Given its prominence in the software world, there are countless ways to turbocharge your Microsoft Excel experience, some of which are baked directly into the program’s interface and some of which are available as add-ins and plug-ins. And since nobody ever said Excel was easy, we’ve collected our favorite strategies for improved performance.
1) Navigate Excel like a pro. Sure, a mouse and a trackpad are standard fixtures on most modern desks. But if you want to really supercharge your use of Microsoft Excel, learn keyboard shortcuts. For instance, holding down Ctrl while tapping the up, down, left, or right arrows will select every cell all the way to the end of the sheet. Flip through worksheets by holding Ctrl while pressing either Page Down or Page Up. Turn a range of numbers into currency, complete with a dollar sign and two decimal places, by pressing Ctrl + Shift + $ at the same time. You can also turn a number into a date (day, month, and year) by pressing Ctrl + Shift + #.
2) Apply similar formatting to multiple sheets at the same time. This critical task is a breeze with Excel’s grouped worksheets feature. Click the tabs of the sheets you want to group together while pressing Ctrl and they’ll all turn white; while the sheets are grouped, any formatting entered on one sheet also shows up in the others. After formatting grouped sheets, make sure to click on Tabs to ungroup them before entering or removing data.

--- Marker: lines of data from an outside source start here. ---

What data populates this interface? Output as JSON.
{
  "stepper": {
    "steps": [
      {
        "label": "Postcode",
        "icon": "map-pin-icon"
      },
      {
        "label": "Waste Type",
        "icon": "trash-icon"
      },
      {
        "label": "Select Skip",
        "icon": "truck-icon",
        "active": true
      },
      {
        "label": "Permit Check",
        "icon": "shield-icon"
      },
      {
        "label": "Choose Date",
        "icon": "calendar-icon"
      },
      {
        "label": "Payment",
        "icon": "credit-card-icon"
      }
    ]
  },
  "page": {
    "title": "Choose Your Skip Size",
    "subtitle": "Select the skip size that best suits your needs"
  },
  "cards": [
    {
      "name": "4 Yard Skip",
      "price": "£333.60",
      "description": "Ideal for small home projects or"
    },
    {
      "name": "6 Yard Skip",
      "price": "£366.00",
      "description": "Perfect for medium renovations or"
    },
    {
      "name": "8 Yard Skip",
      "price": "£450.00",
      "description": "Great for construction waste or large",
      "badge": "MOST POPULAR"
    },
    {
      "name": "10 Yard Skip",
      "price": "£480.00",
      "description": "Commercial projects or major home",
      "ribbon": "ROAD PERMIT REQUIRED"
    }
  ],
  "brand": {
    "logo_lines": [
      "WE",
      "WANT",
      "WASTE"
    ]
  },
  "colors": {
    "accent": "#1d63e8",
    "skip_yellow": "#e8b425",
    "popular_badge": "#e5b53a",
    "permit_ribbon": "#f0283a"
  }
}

3) Insert Excel data into Microsoft Word or PowerPoint. If you’ve ever tried this before, you might laugh. But transferring data from a spreadsheet to a text document is possible. Just be careful to click the clipboard that shows up after you paste to decide whether you’d like to keep the original Excel formatting or have the pasted data match the format of your existing Word or PowerPoint document.

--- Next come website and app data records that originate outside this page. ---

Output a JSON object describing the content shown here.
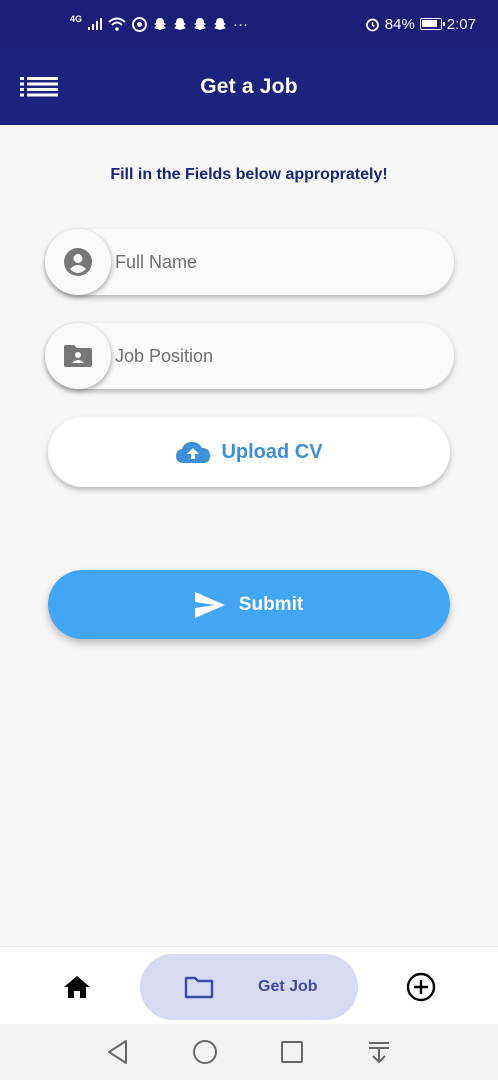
{
  "status_bar": {
    "network": "4G",
    "more": "···",
    "battery": "84%",
    "time": "2:07"
  },
  "app_bar": {
    "title": "Get a Job",
    "menu_icon": "menu-list-icon"
  },
  "form": {
    "instruction": "Fill in the Fields below approprately!",
    "full_name": {
      "placeholder": "Full Name",
      "value": "",
      "icon": "account-circle-icon"
    },
    "job_position": {
      "placeholder": "Job Position",
      "value": "",
      "icon": "folder-person-icon"
    },
    "upload_label": "Upload CV",
    "upload_icon": "cloud-upload-icon",
    "submit_label": "Submit",
    "submit_icon": "send-icon"
  },
  "bottom_nav": {
    "home_icon": "home-icon",
    "active_label": "Get Job",
    "active_icon": "folder-icon",
    "add_icon": "add-circle-icon"
  },
  "colors": {
    "primary": "#1a237e",
    "accent": "#42a5f5",
    "upload_text": "#3d8fd9",
    "nav_active_bg": "#d7daf2",
    "background": "#f7f7f7"
  }
}
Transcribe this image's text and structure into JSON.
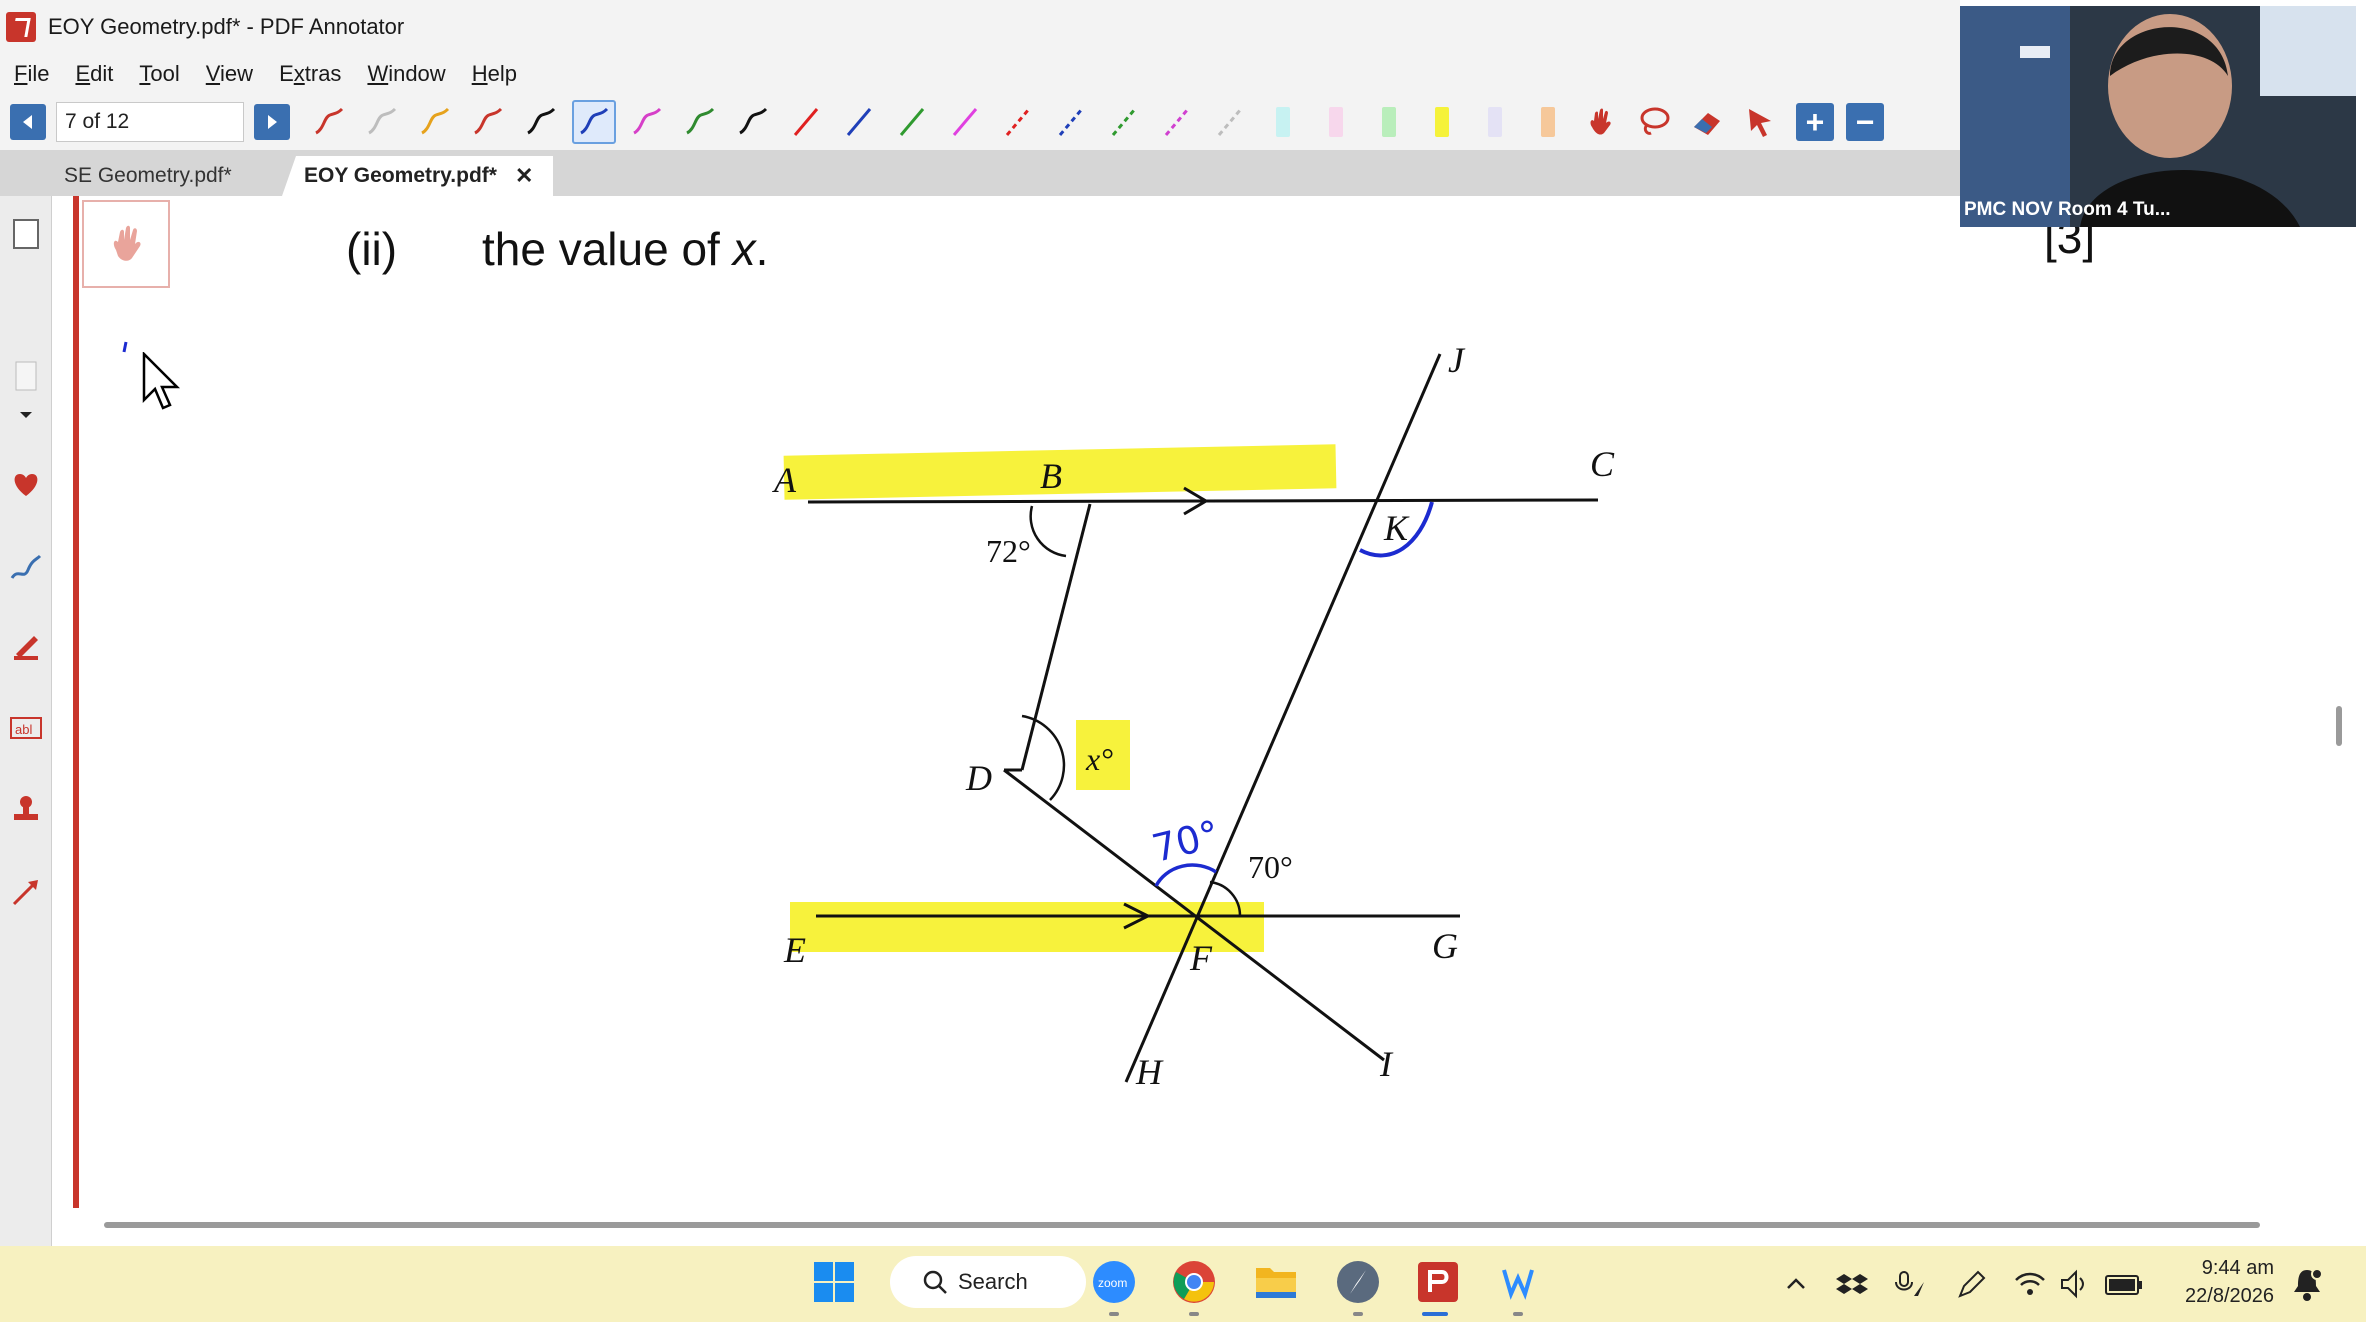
{
  "window": {
    "title": "EOY Geometry.pdf* - PDF Annotator"
  },
  "menu": [
    {
      "label": "File",
      "key": "F"
    },
    {
      "label": "Edit",
      "key": "E"
    },
    {
      "label": "Tool",
      "key": "T"
    },
    {
      "label": "View",
      "key": "V"
    },
    {
      "label": "Extras",
      "key": "x"
    },
    {
      "label": "Window",
      "key": "W"
    },
    {
      "label": "Help",
      "key": "H"
    }
  ],
  "toolbar": {
    "page_indicator": "7 of 12",
    "pen_colors": [
      "#c8352b",
      "#bdbdbd",
      "#e6a21c",
      "#c8352b",
      "#111111",
      "#1f3fb8",
      "#d63fc8",
      "#2f8a2f",
      "#111111"
    ],
    "line_colors": [
      "#e02020",
      "#1f3fb8",
      "#2f9a2f",
      "#e040e0"
    ],
    "dashed_colors": [
      "#e02020",
      "#1f3fb8",
      "#2f9a2f",
      "#d040d0",
      "#bdbdbd"
    ],
    "highlighter_colors": [
      "#c7f2f2",
      "#f7d7ec",
      "#b9eebb",
      "#f5f23a",
      "#e4e2f5",
      "#f6c89a"
    ],
    "tool_icons": [
      "hand-icon",
      "lasso-icon",
      "eraser-icon",
      "pointer-icon"
    ],
    "zoom_in": "+",
    "zoom_out": "−"
  },
  "tabs": [
    {
      "label": "SE Geometry.pdf*",
      "active": false
    },
    {
      "label": "EOY Geometry.pdf*",
      "active": true,
      "close": "✕"
    }
  ],
  "document": {
    "question_number": "(ii)",
    "question_text_prefix": "the value of ",
    "question_variable": "x",
    "question_text_suffix": ".",
    "marks": "[3]",
    "diagram": {
      "points": [
        "A",
        "B",
        "C",
        "D",
        "E",
        "F",
        "G",
        "H",
        "I",
        "J",
        "K"
      ],
      "angle_72": "72°",
      "angle_70": "70°",
      "angle_x": "x°",
      "handwritten_70": "70°",
      "highlight_color": "#f7f23c",
      "ink_color": "#1c2bd0"
    }
  },
  "video": {
    "participant_label": "PMC NOV Room 4 Tu..."
  },
  "taskbar": {
    "search_label": "Search",
    "apps": [
      "windows-start",
      "zoom",
      "chrome",
      "file-explorer",
      "safari-like",
      "pdf-annotator",
      "word-w"
    ],
    "clock_time": "9:44 am",
    "clock_date": "22/8/2026"
  }
}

4) Simply select columns and rows. If your data is in a table and you need to refer to an entire column in a new formula, click on the column name. (Pro tip: make sure your cursor looks like a down arrow before you click on the column name.) Other handy selection shortcuts include Shift + Spacebar, which selects an entire row, and Ctrl + Spacebar, which selects an entire column.
5) Insert rows and columns with ease. A good Excel spreadsheet is always ready to grow. Quickly adding rows and columns can be done in a variety of ways: by clicking Insert > Rowsor Columns; right-clicking on rows or columns and choosing Insert; or pressing the Ctrl and + or Ctrl + Shift and +.
6) Turn columns into rows (or vice versa). If you have data organized into columns that needs to be converted into rows (or the other way around), don’t worry. Copy the original block of cells, then right-click on the destination cell and select Paste Special, then Transpose.
7) Use simple calculations to save time and energy. Excel’s formulas can be legendary for their complexity, but simple calculations can often give you the most immediate boost in productivity. To add, use the + key; to subtract, use the – key; to multiply, use the * key; and to divide, use the / key.
8) Add a summary row to a table. You can add a summary row to a table in the Design ribbon (using Windows) or the Table ribbon (on a Mac) by checking Total Row. You can then choose from a variety of summary statistics: not just total sum but total count, average, standard deviation, and more. Placing the info in a total or summary row means it’s attached to your table but will stay in the bottom row regardless of how you then might choose to sort your table data. This can serve as a huge timesaver if you’re doing lots of data exploration.
9) Use AutoFill. This works great for repetitive tasks: filling in dates, times, or other values that follow a sequence. Start with the first entry, then move the cursor over the lower right section of the final cell, which brings up a fill handle. Once it changes to a plus (+) sign, click and select all the cells you need to fill with your chosen pattern. You can even go up a column or left and right on a row.
10) Hide data in protected worksheets. If you want to share some data with other users but not all of it, consider hiding it. The easy way is to right-click and select the Hide function. But you can be even safer by using the Format Cells function by clicking Home > Font > Open Format Cells > Number Tab > Custom > Type. That way, your data can stay truly safe.
Whether you’re a seasoned Excel pro on the hunt for fresh usability tricks, or a new user scrambling to make sense of it all, these tips should beef up your program experience. Want to know more about the Microsoft Office productivity suite? Curious whether your office is ready for an upgrade that makes your technology life more productive and efficient? Contact CMIT Solutions today. We’re here to make hardware and software work for your business, not against it.